» **Directions for this task**
Each entry should be set down again verbatim, with the images omitted.
Segment Open
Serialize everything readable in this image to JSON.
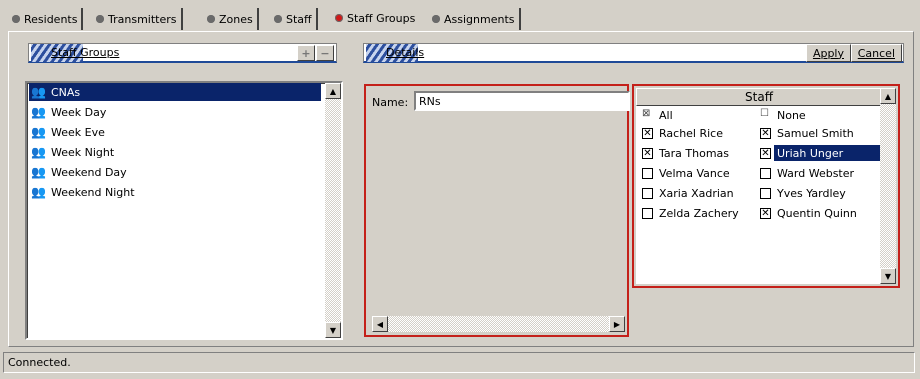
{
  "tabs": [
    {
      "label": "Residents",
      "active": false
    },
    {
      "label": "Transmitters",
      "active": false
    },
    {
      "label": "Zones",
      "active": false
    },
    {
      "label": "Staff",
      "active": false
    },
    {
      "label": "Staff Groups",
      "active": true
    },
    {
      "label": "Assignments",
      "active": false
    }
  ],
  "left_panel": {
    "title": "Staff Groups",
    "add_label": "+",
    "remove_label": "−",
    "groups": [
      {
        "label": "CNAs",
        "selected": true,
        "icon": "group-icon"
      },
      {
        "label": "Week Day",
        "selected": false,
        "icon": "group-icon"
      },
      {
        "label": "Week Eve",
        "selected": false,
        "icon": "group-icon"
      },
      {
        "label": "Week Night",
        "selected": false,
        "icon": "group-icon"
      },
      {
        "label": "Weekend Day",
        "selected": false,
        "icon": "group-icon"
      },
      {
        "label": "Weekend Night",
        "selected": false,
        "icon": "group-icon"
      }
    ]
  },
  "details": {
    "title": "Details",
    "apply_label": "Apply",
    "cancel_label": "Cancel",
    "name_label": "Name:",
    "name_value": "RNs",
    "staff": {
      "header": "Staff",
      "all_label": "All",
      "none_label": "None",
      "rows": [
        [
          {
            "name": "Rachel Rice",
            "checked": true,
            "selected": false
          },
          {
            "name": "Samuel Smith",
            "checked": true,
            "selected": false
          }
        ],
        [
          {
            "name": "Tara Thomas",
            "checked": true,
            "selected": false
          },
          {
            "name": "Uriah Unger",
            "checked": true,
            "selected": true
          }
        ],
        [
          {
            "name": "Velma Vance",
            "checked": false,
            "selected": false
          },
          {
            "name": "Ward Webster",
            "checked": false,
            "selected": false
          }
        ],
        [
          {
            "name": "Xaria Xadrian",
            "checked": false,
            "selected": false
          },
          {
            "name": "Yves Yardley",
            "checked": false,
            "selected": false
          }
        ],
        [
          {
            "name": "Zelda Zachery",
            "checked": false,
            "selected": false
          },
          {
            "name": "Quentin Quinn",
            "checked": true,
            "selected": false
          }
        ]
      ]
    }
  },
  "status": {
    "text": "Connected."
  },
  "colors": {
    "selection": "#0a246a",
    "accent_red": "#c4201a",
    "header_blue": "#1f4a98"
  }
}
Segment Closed
» **Solution below**
Serialize everything readable in this image to JSON.
{
  "tabs": [
    {
      "label": "Residents",
      "active": false
    },
    {
      "label": "Transmitters",
      "active": false
    },
    {
      "label": "Zones",
      "active": false
    },
    {
      "label": "Staff",
      "active": false
    },
    {
      "label": "Staff Groups",
      "active": true
    },
    {
      "label": "Assignments",
      "active": false
    }
  ],
  "left_panel": {
    "title": "Staff Groups",
    "add_label": "+",
    "remove_label": "−",
    "groups": [
      {
        "label": "CNAs",
        "selected": true,
        "icon": "group-icon"
      },
      {
        "label": "Week Day",
        "selected": false,
        "icon": "group-icon"
      },
      {
        "label": "Week Eve",
        "selected": false,
        "icon": "group-icon"
      },
      {
        "label": "Week Night",
        "selected": false,
        "icon": "group-icon"
      },
      {
        "label": "Weekend Day",
        "selected": false,
        "icon": "group-icon"
      },
      {
        "label": "Weekend Night",
        "selected": false,
        "icon": "group-icon"
      }
    ]
  },
  "details": {
    "title": "Details",
    "apply_label": "Apply",
    "cancel_label": "Cancel",
    "name_label": "Name:",
    "name_value": "RNs",
    "staff": {
      "header": "Staff",
      "all_label": "All",
      "none_label": "None",
      "rows": [
        [
          {
            "name": "Rachel Rice",
            "checked": true,
            "selected": false
          },
          {
            "name": "Samuel Smith",
            "checked": true,
            "selected": false
          }
        ],
        [
          {
            "name": "Tara Thomas",
            "checked": true,
            "selected": false
          },
          {
            "name": "Uriah Unger",
            "checked": true,
            "selected": true
          }
        ],
        [
          {
            "name": "Velma Vance",
            "checked": false,
            "selected": false
          },
          {
            "name": "Ward Webster",
            "checked": false,
            "selected": false
          }
        ],
        [
          {
            "name": "Xaria Xadrian",
            "checked": false,
            "selected": false
          },
          {
            "name": "Yves Yardley",
            "checked": false,
            "selected": false
          }
        ],
        [
          {
            "name": "Zelda Zachery",
            "checked": false,
            "selected": false
          },
          {
            "name": "Quentin Quinn",
            "checked": true,
            "selected": false
          }
        ]
      ]
    }
  },
  "status": {
    "text": "Connected."
  },
  "colors": {
    "selection": "#0a246a",
    "accent_red": "#c4201a",
    "header_blue": "#1f4a98"
  }
}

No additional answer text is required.